**DATA UNDER STUDY**

=== Begin Enclosure ===

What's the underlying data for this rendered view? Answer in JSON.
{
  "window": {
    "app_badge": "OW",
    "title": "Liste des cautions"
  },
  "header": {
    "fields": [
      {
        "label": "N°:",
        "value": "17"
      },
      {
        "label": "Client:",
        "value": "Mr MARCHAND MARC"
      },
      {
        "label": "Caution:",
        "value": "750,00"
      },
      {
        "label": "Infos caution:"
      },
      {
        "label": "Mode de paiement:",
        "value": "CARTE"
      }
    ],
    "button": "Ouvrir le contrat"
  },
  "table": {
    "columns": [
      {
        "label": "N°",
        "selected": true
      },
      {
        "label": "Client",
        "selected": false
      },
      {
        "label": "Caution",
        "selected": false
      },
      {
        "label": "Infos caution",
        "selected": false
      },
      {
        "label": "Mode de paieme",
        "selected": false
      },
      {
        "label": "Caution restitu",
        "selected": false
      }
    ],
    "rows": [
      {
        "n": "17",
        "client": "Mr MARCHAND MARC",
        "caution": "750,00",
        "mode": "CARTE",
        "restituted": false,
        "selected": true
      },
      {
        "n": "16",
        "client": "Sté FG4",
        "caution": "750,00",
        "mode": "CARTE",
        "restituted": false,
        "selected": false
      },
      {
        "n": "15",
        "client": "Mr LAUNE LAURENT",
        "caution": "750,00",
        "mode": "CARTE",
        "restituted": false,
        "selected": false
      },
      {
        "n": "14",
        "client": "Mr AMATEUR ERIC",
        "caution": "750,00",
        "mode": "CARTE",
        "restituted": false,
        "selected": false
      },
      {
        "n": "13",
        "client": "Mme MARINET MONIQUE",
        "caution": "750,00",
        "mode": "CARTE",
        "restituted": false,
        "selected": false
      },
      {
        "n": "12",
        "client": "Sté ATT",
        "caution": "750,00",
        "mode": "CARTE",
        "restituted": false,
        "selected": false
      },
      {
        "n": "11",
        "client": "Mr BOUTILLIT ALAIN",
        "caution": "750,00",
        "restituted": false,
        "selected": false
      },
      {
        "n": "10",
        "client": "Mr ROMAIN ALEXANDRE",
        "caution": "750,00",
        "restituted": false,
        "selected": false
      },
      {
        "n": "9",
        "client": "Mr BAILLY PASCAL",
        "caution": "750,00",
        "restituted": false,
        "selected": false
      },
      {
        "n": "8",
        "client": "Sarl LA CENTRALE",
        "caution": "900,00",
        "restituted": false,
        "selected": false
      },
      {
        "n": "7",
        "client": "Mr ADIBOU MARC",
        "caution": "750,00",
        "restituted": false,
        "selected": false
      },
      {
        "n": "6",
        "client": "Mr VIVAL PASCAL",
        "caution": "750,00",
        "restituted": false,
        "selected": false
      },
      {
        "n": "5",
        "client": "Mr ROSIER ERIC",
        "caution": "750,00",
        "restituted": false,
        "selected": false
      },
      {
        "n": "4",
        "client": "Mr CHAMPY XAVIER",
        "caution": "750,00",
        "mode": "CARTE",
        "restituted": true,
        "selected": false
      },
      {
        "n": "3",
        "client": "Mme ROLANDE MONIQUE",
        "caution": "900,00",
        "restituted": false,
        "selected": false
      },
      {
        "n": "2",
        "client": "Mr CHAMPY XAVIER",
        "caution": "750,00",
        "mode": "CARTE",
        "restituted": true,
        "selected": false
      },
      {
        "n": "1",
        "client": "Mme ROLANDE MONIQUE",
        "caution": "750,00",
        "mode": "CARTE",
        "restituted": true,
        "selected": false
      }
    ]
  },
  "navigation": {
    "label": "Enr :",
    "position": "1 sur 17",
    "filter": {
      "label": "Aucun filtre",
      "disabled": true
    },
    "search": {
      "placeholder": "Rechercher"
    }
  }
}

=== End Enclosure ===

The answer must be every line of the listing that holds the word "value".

        "value": "17"
        "value": "Mr MARCHAND MARC"
        "value": "750,00"
        "value": "CARTE"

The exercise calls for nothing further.